WARRINGTON has been remembering the victims from the town killed in the Hillsborough disaster, 30 years on.

Ninety six Liverpool fans died in the tragedy in April 1989.

Liverpool came to a standstill today as the 96 victims were remembered.

David Hughes paid tribute to his dad Eric was died aged 42.

He was living at Barmouth Close in Callands when he died at Hillsborough.

David said: "30 years ago today, my dad never returned from a game of football.

"I miss him every day, he was a good man, god bless them all - we don't deserve this pain.

"My dad, my hero."

Dad-of-one David Benson, aged 22, of Hall Nook, Penketh, was also killed.

David went to school in Halewood and at the time of the tragedy was working in the timber trade in Widnes.

Warrington Guardian: David Benson, who died at Hillsborough aged 22

David Benson

He would have been a grandad as his daughter Kirsty, then aged two, has had a baby boy named Cody David.

READ MORE > Warrington's Hillsborough victims

David has a twin brother, Paul, and dad, Brian.

Colin Ashcroft, of Strawberry Close, Locking Stumps, was 19-years-old when he died at Hillsborough.

Warrington Guardian: Colin Ashcroft, who died at Hillsborough aged 19

Colin Ashcroft

A former special needs school pupil, he became a gardener at Padgate College.

Ian 'Ronnie' Whelan, a former St Oswald’s Primary School, St John’s Secondary School and Priestley College pupil, of Duckworth Grove, Padgate, also died.

Warrington Guardian: IAN RONNIE WHELAN

Ian 'Ronnie' Whelan

The 19-year-old  a junior clerk at BNFL Risley, had set off early for the FA Cup semi-final clash between Liverpool and Nottingham Forest on an official Liverpool Supporters’ Club trip – stopping to drop a rose on his girlfriend’s doorstep before he caught a train from Warrington to Liverpool.

A minute's silence was held across Liverpool today, Monday at 3.06pm, the time the 1989 FA Cup semi-final was stopped.

Traffic going through the tunnels under the Mersey was stopped for one minute as the silence was held and the Mersey Ferries marked the anniversary by sounding their horns.

The silence was also observed at Liverpool John Lennon Airport, on the Merseyrail train network and at the National Education Union (NEU) annual conference at Liverpool ACC, where delegates fell silent in the middle of a debate on an anti-racism motion.
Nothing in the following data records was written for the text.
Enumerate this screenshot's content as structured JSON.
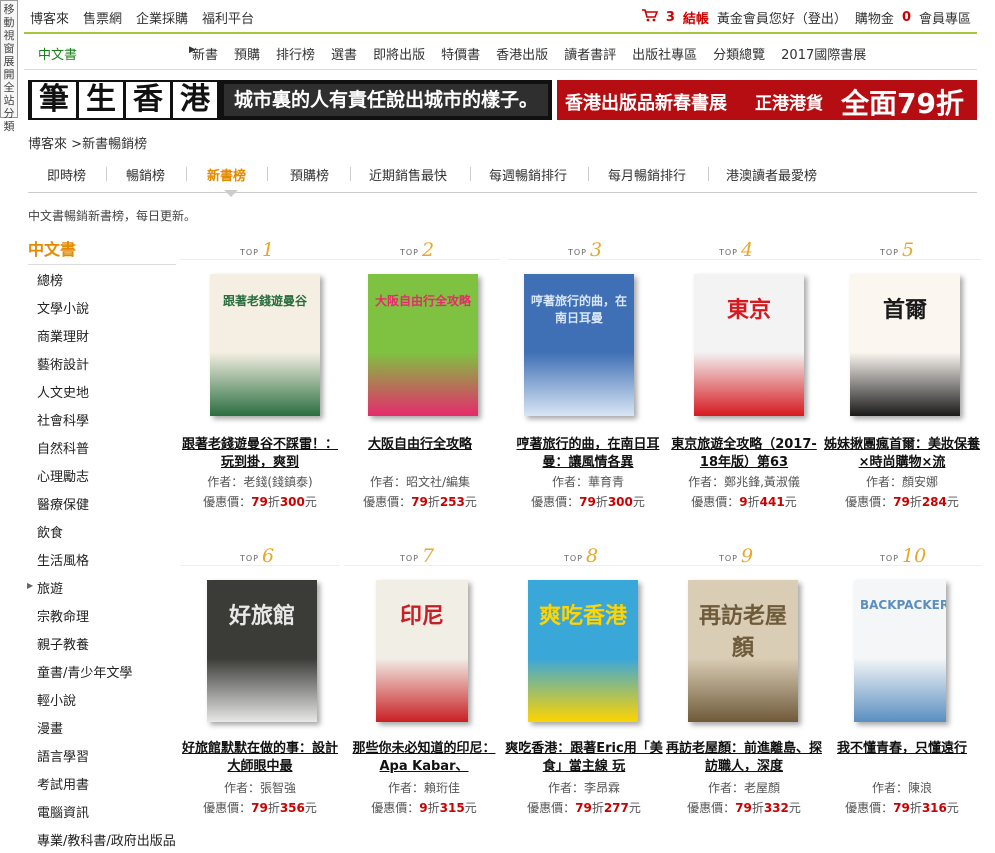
{
  "side_tab": "移動視窗展開全站分類",
  "topbar": {
    "links": [
      "博客來",
      "售票網",
      "企業採購",
      "福利平台"
    ],
    "cart_count": "3",
    "checkout": "結帳",
    "greeting": "黃金會員您好（登出）",
    "shopping_gold_label": "購物金",
    "shopping_gold_value": "0",
    "member_area": "會員專區"
  },
  "nav": {
    "current": "中文書",
    "items": [
      "新書",
      "預購",
      "排行榜",
      "選書",
      "即將出版",
      "特價書",
      "香港出版",
      "讀者書評",
      "出版社專區",
      "分類總覽",
      "2017國際書展"
    ]
  },
  "banners": {
    "left_logo": [
      "筆",
      "生",
      "香",
      "港"
    ],
    "left_text": "城市裏的人有責任說出城市的樣子。",
    "right_a": "香港出版品新春書展",
    "right_b": "正港港貨",
    "right_c": "全面79折"
  },
  "breadcrumb": {
    "home": "博客來",
    "sep": ">",
    "current": "新書暢銷榜"
  },
  "tabs": [
    "即時榜",
    "暢銷榜",
    "新書榜",
    "預購榜",
    "近期銷售最快",
    "每週暢銷排行",
    "每月暢銷排行",
    "港澳讀者最愛榜"
  ],
  "description": "中文書暢銷新書榜，每日更新。",
  "sidebar": {
    "heading": "中文書",
    "items": [
      "總榜",
      "文學小說",
      "商業理財",
      "藝術設計",
      "人文史地",
      "社會科學",
      "自然科普",
      "心理勵志",
      "醫療保健",
      "飲食",
      "生活風格",
      "旅遊",
      "宗教命理",
      "親子教養",
      "童書/青少年文學",
      "輕小說",
      "漫畫",
      "語言學習",
      "考試用書",
      "電腦資訊",
      "專業/教科書/政府出版品"
    ]
  },
  "labels": {
    "top": "TOP",
    "author": "作者：",
    "price": "優惠價：",
    "discount_unit": "折",
    "currency": "元"
  },
  "books": [
    {
      "rank": "1",
      "title": "跟著老錢遊曼谷不踩雷！：玩到掛，爽到",
      "author": "老錢(錢鎮泰)",
      "discount": "79",
      "price": "300",
      "cover_title": "跟著老錢遊曼谷",
      "cover_color": "#f4efe2",
      "cover_accent": "#2a6e3f"
    },
    {
      "rank": "2",
      "title": "大阪自由行全攻略",
      "author": "昭文社/編集",
      "discount": "79",
      "price": "253",
      "cover_title": "大阪自由行全攻略",
      "cover_color": "#7fc241",
      "cover_accent": "#e62a6b"
    },
    {
      "rank": "3",
      "title": "哼著旅行的曲，在南日耳曼：讓風情各異",
      "author": "華育青",
      "discount": "79",
      "price": "300",
      "cover_title": "哼著旅行的曲，在南日耳曼",
      "cover_color": "#3f6fb5",
      "cover_accent": "#d9e6f5"
    },
    {
      "rank": "4",
      "title": "東京旅遊全攻略（2017-18年版）第63",
      "author": "鄭兆鋒,黃淑儀",
      "discount": "9",
      "price": "441",
      "cover_title": "東京",
      "cover_color": "#f3f3f3",
      "cover_accent": "#d6191f"
    },
    {
      "rank": "5",
      "title": "姊妹揪團瘋首爾：美妝保養×時尚購物×流",
      "author": "顏安娜",
      "discount": "79",
      "price": "284",
      "cover_title": "首爾",
      "cover_color": "#fbf6f0",
      "cover_accent": "#1a1a1a"
    },
    {
      "rank": "6",
      "title": "好旅館默默在做的事：設計大師眼中最",
      "author": "張智強",
      "discount": "79",
      "price": "356",
      "cover_title": "好旅館",
      "cover_color": "#3b3b38",
      "cover_accent": "#e8e8e8"
    },
    {
      "rank": "7",
      "title": "那些你未必知道的印尼：Apa Kabar、",
      "author": "賴珩佳",
      "discount": "9",
      "price": "315",
      "cover_title": "印尼",
      "cover_color": "#f1eee6",
      "cover_accent": "#c91f24"
    },
    {
      "rank": "8",
      "title": "爽吃香港：跟著Eric用「美食」當主線 玩",
      "author": "李昂霖",
      "discount": "79",
      "price": "277",
      "cover_title": "爽吃香港",
      "cover_color": "#3aa7d9",
      "cover_accent": "#ffd400"
    },
    {
      "rank": "9",
      "title": "再訪老屋顏：前進離島、探訪職人，深度",
      "author": "老屋顏",
      "discount": "79",
      "price": "332",
      "cover_title": "再訪老屋顏",
      "cover_color": "#d9cdb5",
      "cover_accent": "#6f5a3a"
    },
    {
      "rank": "10",
      "title": "我不懂青春，只懂遠行",
      "author": "陳浪",
      "discount": "79",
      "price": "316",
      "cover_title": "BACKPACKER",
      "cover_color": "#f4f6f7",
      "cover_accent": "#5a8fc0"
    }
  ]
}
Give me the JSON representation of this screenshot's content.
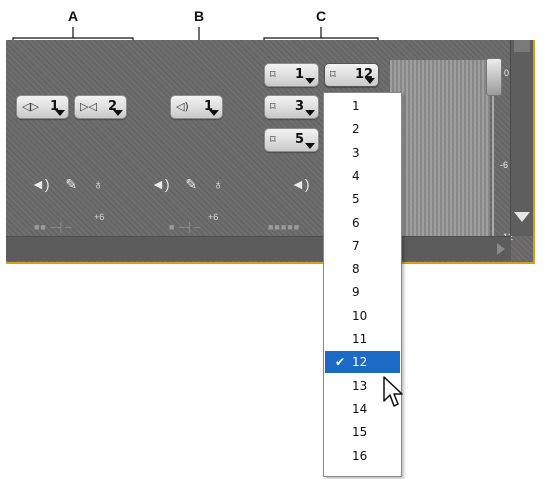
{
  "callouts": {
    "a": "A",
    "b": "B",
    "c": "C"
  },
  "group_a": {
    "button1": {
      "icon": "stereo-icon",
      "value": "1"
    },
    "button2": {
      "icon": "right-speaker-icon",
      "value": "2"
    }
  },
  "group_b": {
    "button1": {
      "icon": "speaker-icon",
      "value": "1"
    }
  },
  "group_c": {
    "buttons": [
      {
        "icon": "channel-frame-icon",
        "value": "1"
      },
      {
        "icon": "channel-frame-icon",
        "value": "12"
      },
      {
        "icon": "channel-frame-marked-icon",
        "value": "3"
      },
      {
        "icon": "channel-frame-icon",
        "value": "5"
      }
    ]
  },
  "tick_labels": {
    "a": "+6",
    "b": "+6"
  },
  "meter_labels": {
    "zero": "0",
    "minus6": "-6",
    "minus12": "-12"
  },
  "dropdown": {
    "items": [
      "1",
      "2",
      "3",
      "4",
      "5",
      "6",
      "7",
      "8",
      "9",
      "10",
      "11",
      "12",
      "13",
      "14",
      "15",
      "16"
    ],
    "selected": "12"
  },
  "colors": {
    "panel_border": "#d4a017",
    "selection": "#1b6bc6"
  }
}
Families of the victims, survivors and members of the public paid tribute at sites around the city.

On the steps of St George's Hall 96 lanterns were lit and banners were on display with the words "never forgotten" and pictures of the 96 men, women and children who lost their lives in the crush on the Leppings Lane terrace.